Sometimes we angels can only watch as those we left behind make foolish decisions that complicate their lives. Furthering our misery is knowing how different the outcome would be if we were still mortal.
This week Pocket contacted me and asked that I be the angel for the cats that were living under the house. She told me that she had warned them that the animal control officer was arriving so they didn't get trapped. Now the kitties were in the breeze, and she was worried.
I know Pocket has a big heart, but I wish they had not whittled away at so much of her brain to make room. If I were still on the mortal side, I would have gone under the house and flushed those kitties weeks ago. We are ratters for heaven's sakes. It's in our blood. But, for all Pocket's barking, she does not want to bite, but to get hugs from everything she sees. I told her if you hug a kitty, you get claws in the back.
As for River Song, she is more interested in developing schemes to get the cats out then getting dirty in the crawl space.
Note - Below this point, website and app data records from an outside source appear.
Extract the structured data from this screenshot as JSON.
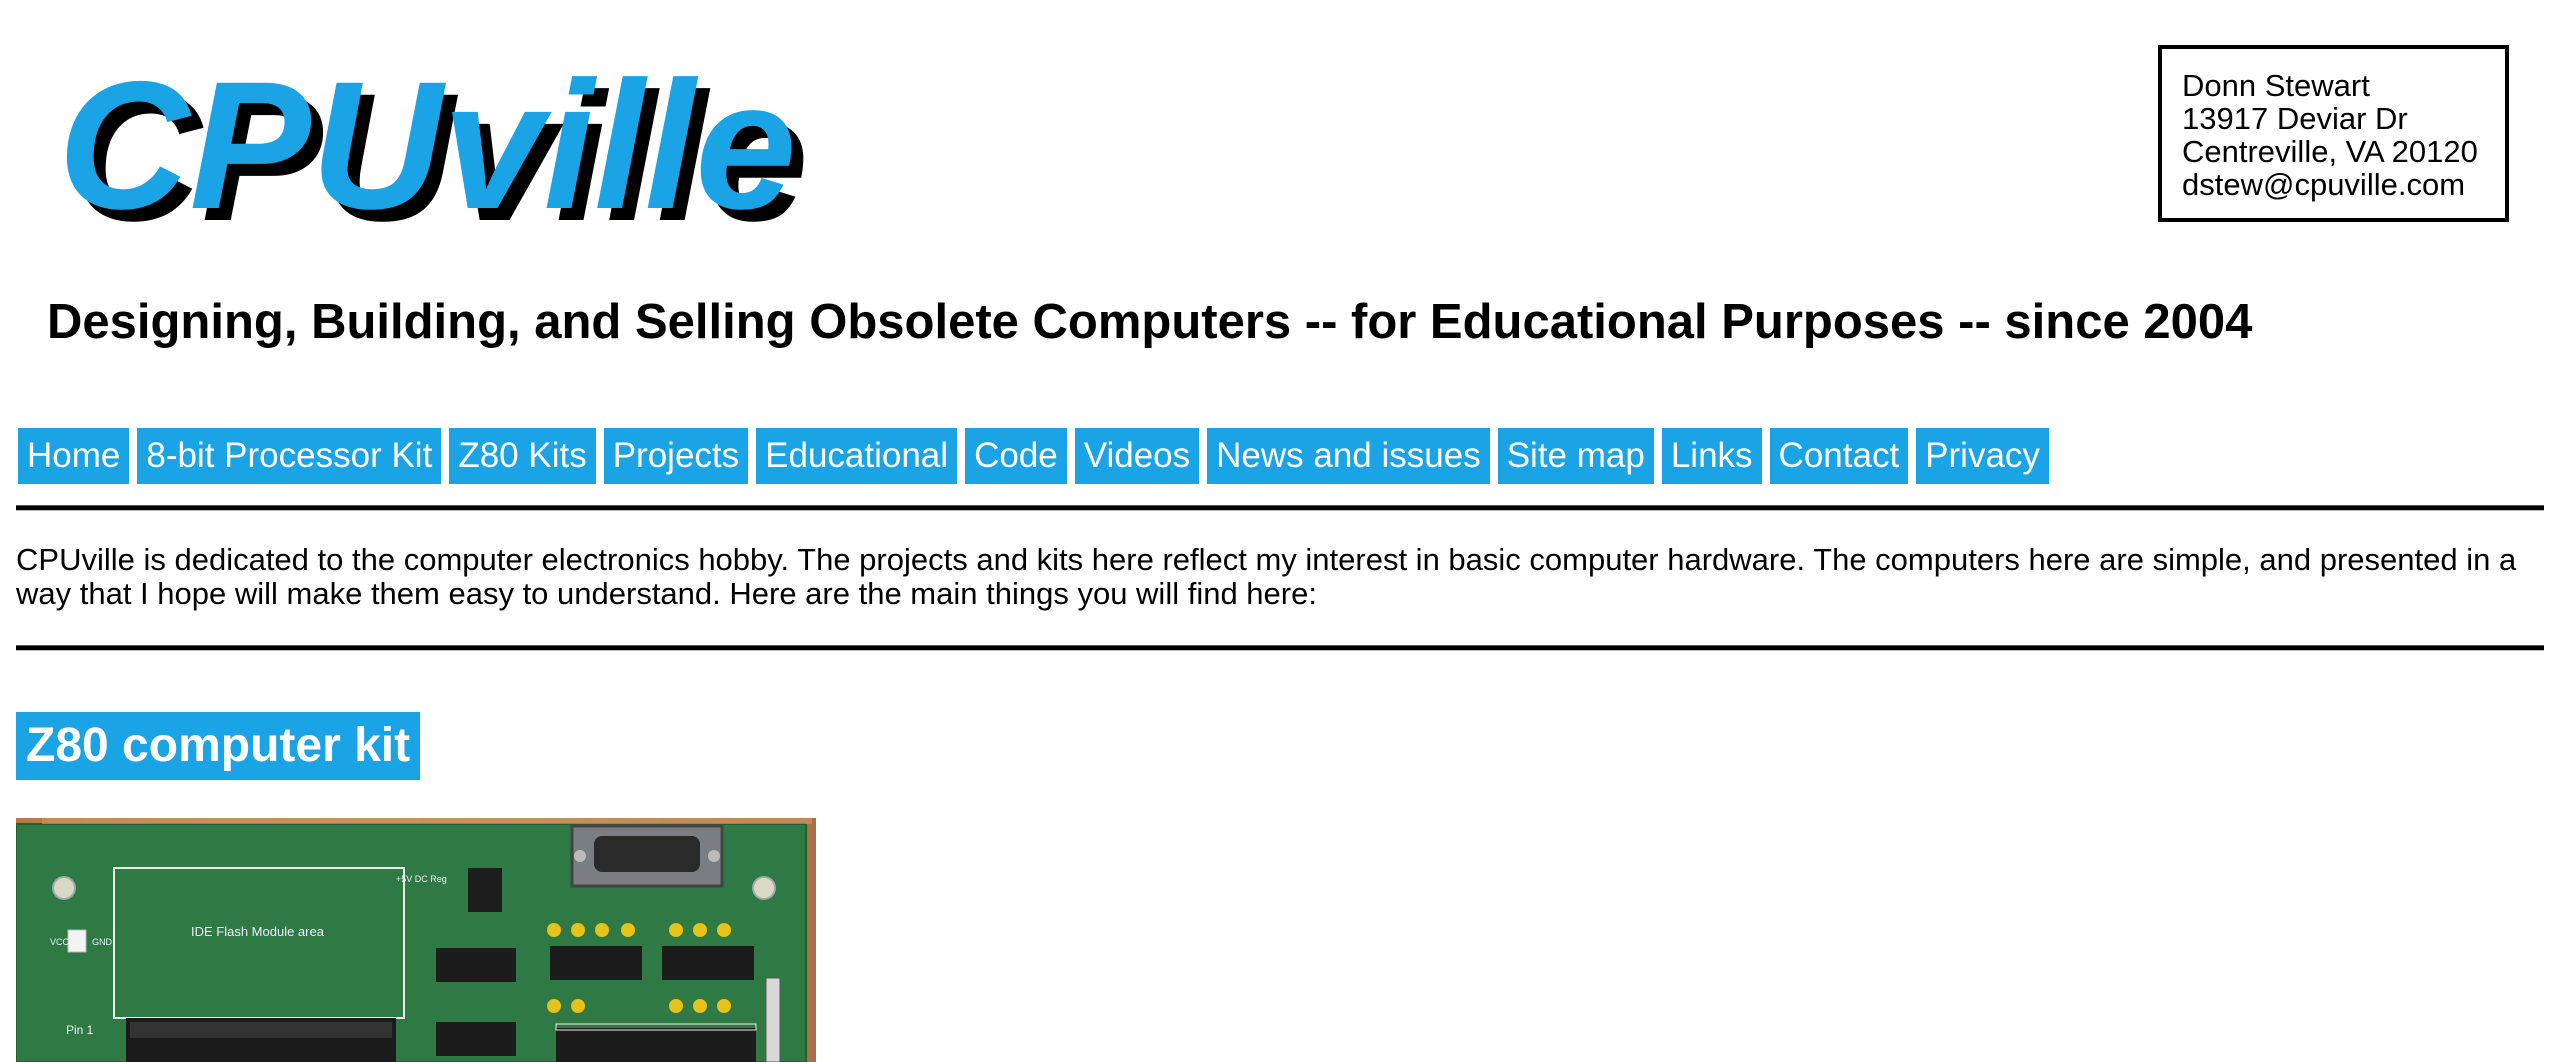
{
  "logo": {
    "text": "CPUville",
    "front_color": "#1aa4e5",
    "shadow_color": "#000000"
  },
  "address": {
    "lines": [
      "Donn Stewart",
      "13917 Deviar Dr",
      "Centreville, VA 20120",
      "dstew@cpuville.com"
    ]
  },
  "tagline": "Designing, Building, and Selling Obsolete Computers -- for Educational Purposes -- since 2004",
  "nav": {
    "items": [
      {
        "label": "Home"
      },
      {
        "label": "8-bit Processor Kit"
      },
      {
        "label": "Z80 Kits"
      },
      {
        "label": "Projects"
      },
      {
        "label": "Educational"
      },
      {
        "label": "Code"
      },
      {
        "label": "Videos"
      },
      {
        "label": "News and issues"
      },
      {
        "label": "Site map"
      },
      {
        "label": "Links"
      },
      {
        "label": "Contact"
      },
      {
        "label": "Privacy"
      }
    ]
  },
  "intro": "CPUville is dedicated to the computer electronics hobby. The projects and kits here reflect my interest in basic computer hardware. The computers here are simple, and presented in a way that I hope will make them easy to understand. Here are the main things you will find here:",
  "section": {
    "heading": "Z80 computer kit",
    "photo": {
      "silkscreen": {
        "ide_area": "IDE Flash Module area",
        "vcc": "VCC",
        "gnd": "GND",
        "pin1": "Pin 1",
        "dc_reg": "+5V DC Reg"
      }
    }
  },
  "colors": {
    "accent": "#1aa4e5",
    "text": "#000000",
    "background": "#ffffff"
  }
}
That girl has forgotten she is a dog.
I promised Pocket when I went to the Bridge that I would never refuse one of her prayer requests. I hadn't imagined I would be shepherding five kitties and their mom through our village at night looking for a new home.
"The key to finding a safe place is locating one with a new car in the driveway signaling that the person living there has money to support you, evidence that the owner loves animals, perhaps a birdbath or feeder, and that they have an unsecured bottom," I told them as we searched for their new home.
“We had that!" The mama cat said, "then the humans put down traps. What a betrayal."
"You shouldn't have picked a house where they already had dogs!" I said emphatically.
"Dogs? I thought it was a ferret with a thyroid problem and a stuffed squirrel."
I stifled a laugh. "We have to find somewhere nice for the kitties," I said. 'Hopefully, the human living there will find the little ones adorable, bring them inside and adopt them."
"My babes are not becoming domesticated," the mom said. "My father was a feral. His father before him was feral. His father before him was feral. That is four years of my family being feral. That's an eternity. Live free or die is our motto."
"Did you ever wonder why life expectancy in your family is about three years?" I asked. "I know Pocket thought she did the right thing when she warned you about the traps, but the kitties would be better off in the shelter than on the street."
"You mean in the system?" the mama said. "No, thanks. we'd rather take our chances out on the street." I couldn't say I blamed her. Those shelters are terrible places. Some animals are never the same after they come out. But it's better than getting ripped apart by a crazed coyote.
We found a lovely house with a beautiful lawn. There were statues of little dogs outside signaling that the owner once had pets. There was a nice hole in the skirt and a 2018 Fiat in the driveway. I told them they found their new home.
"We'll try it,'" mama said, "but if the amenities under this house aren't as good as the other house we are going back." I couldn't blame them. My parents are kind people with big hearts. The cats would probably be safer under their house than anywhere else. And I think my parents are out of the "working with the authorities" business.
The house was 50 yards from mine. I'm sure they'll be visiting my parents soon enough. And seeing how my sisters the ferret and the toy squirrel are treated maybe, they'll learn that being inside the house is the best of all.
I checked out my parents' house before I l left. All was well. I know I'll be back soon. My family needs all the angel help they can get.